Saying Rabbit, Rabbit | The Luck of the English
Today is the first day of the month and Rabbit! was the first word spoken in this house. Have you ever wondered why people say Rabbit! on this day? I grew up thinking that our family was the only family with this strange tradition. On the morning of the first day of every month, there was a slow chorus in our house, from room to room, the word “Rabbit” was spoken one and then another until we had all been granted our month’s worth of good luck. In my mind, my grandmother was the originator of the tradition, and it extended to all my aunts and uncles and cousins on my father’s side of the family. My mother was complicit so I didn’t realize it was not her tradition, growing up, but rather something she adopted once she married my father. The superstition was that if you forgot to say rabbit, spoken as the first word on the first day of the month, you would have bad luck that month. Now that I have written that down, I realize how spooky it sounds, as if we were a bunch of paleolithic cave people, clinging to the earth by virtue of luck and whimsy. Whenever I mentioned this custom to friends, they would usually ask me where that came from. My only answer was “from my grandmother,” which, of course, is the short answer. Beyond that, I had no idea. More recently, I’ve discovered a few friends who also indulge in this strange habit, one who not only says Rabbit every month but who also collects rabbit figurines of all sizes and of all material, paper and stone not excluded. Another who feels that one must say the word twice, as in, Rabbit, Rabbit, for the luck to stick. But no one can explain to me why we say Rabbit and where the tradition came from.
This morning, I woke up and spoke the word to the silence around me. And finally realized that in this new world of instant information, I finally have the means to answer that question. I went directly to my computer and Googled “rabbit+first day of the month” and up came a variety of sites that referred to this strange habit. That validated me right there. According to the Wikipedia entry, the origin of this custom in unknown but it can be traced back to perhaps the 15th century, maybe even the 13th — good heavens! And it came from England, which makes sense since that is where my grandmother’s family came from. The reasons for the word Rabbit (as opposed to Luck! Or Help! Or Hello! — it seems that any nonsense word would probably do the trick) aren’t particularly clear (they link it to a lucky rabbit’s foot but then you have to ask, what is so lucky about a rabbit’s foot?) but the entry continues to say that one reason for the word Rabbit might be that “it is jumping into the future and moving ahead with life and happiness.”
It is ironic to me that both my grandmother and my father, in fact, their entire family, were possessed of the notion that they were unlucky, that fortune did not favor them.
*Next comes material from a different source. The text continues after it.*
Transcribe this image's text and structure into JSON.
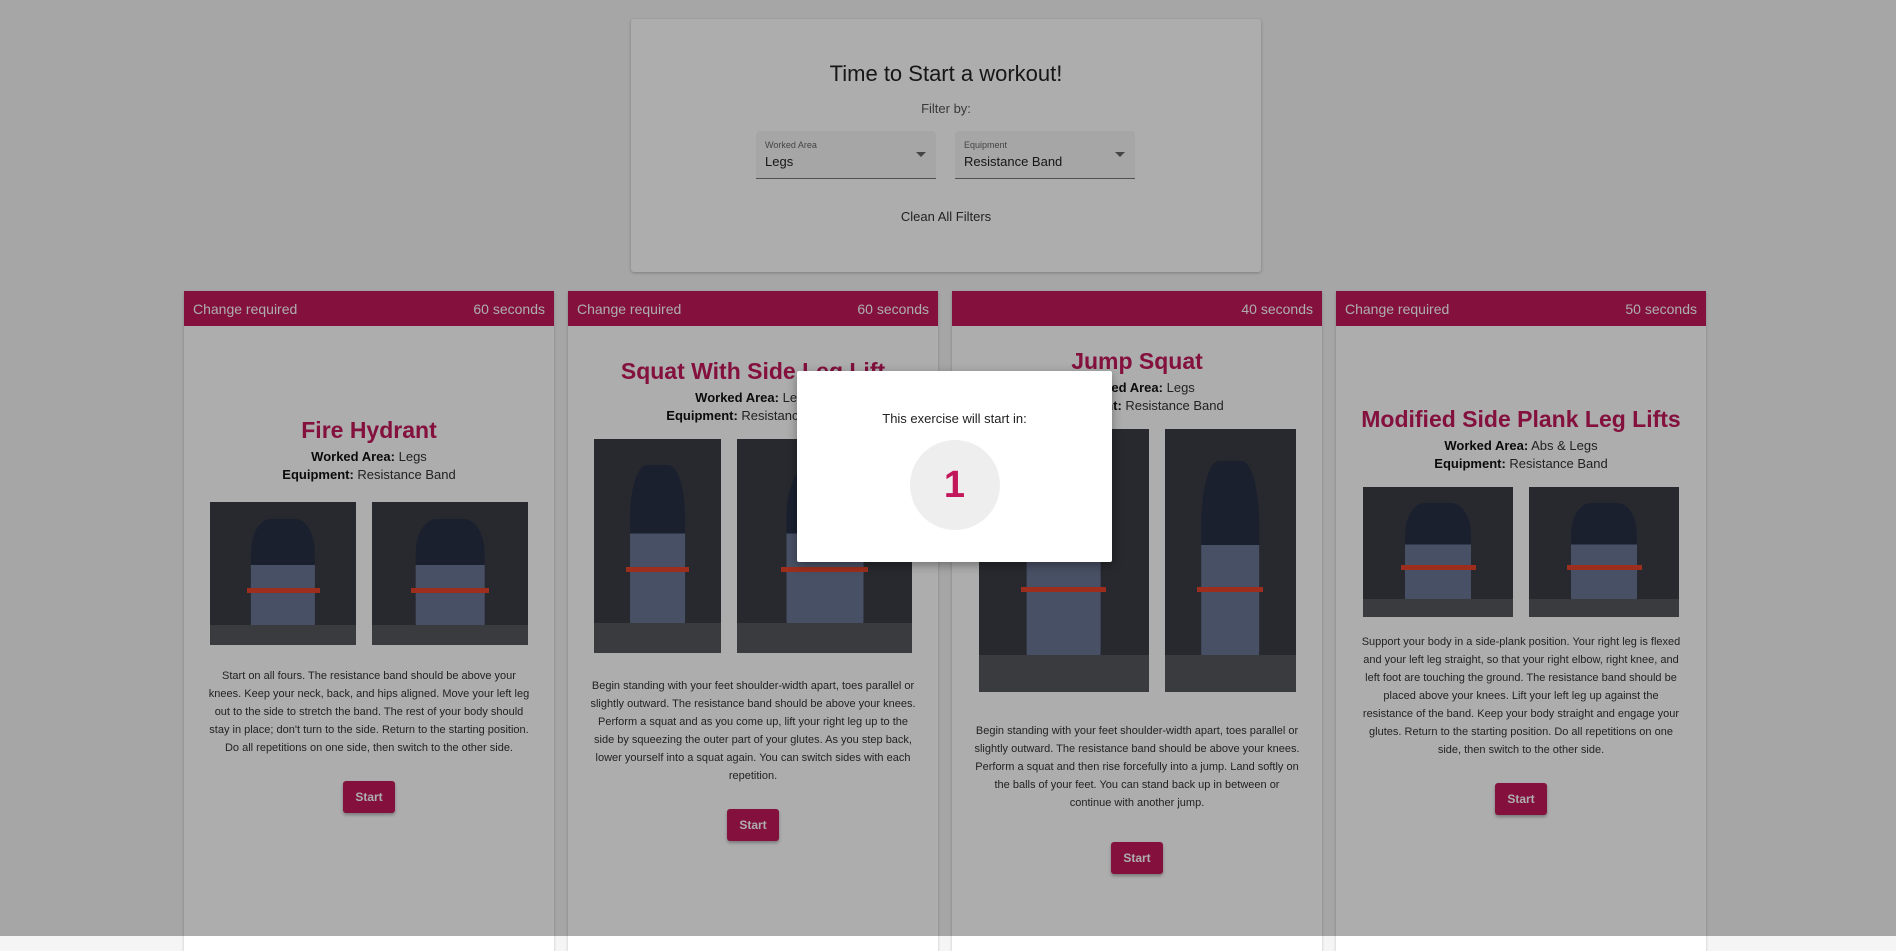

They were badly affected by the Depression and further by World War II and so perhaps the idea of saying Rabbit had a particular resonance and force for them. They were devoted to the ritual.
The tradition was extended on the first day of the new year, which called for walking backwards down the stairs and saying Rabbit at the same time. I remember an especially hilarious evening spent with my cousins on Cape Cod, not so long ago. I was visiting them at their beach house which had a treacherous set of wooden stairs that lead to the ocean. It was New Year’s Eve and particularly blustery outside but their house being a kind of one-story bungalow, did not have any stairs. And so we all trooped outside into the cold and inky darkness and walked backward down the steps toward the ocean, shouting Rabbit into the stiff ocean breeze. Fortunately, there wasn’t anyone to witness this spectacle and we all made it to the sand safely, laughing hysterically at our irrational claim to this family tradition.
I don’t remember if that year was any different from any other, in terms of luck or no luck. For that matter, once I say the word at the beginning of the month, I tend to forget the whole thing. I don’t subscribe to the idea that we need to perform ritual in order to call fortune into our lives. But I do believe I should honor my family and maybe this is how I do it. At this late date in the family history, it would seem sacrilegious to abandon this tradition. And so I keep on. And delight when I find another soul who has carried this old superstition into the 21st century. And to all, I say, Rabbit!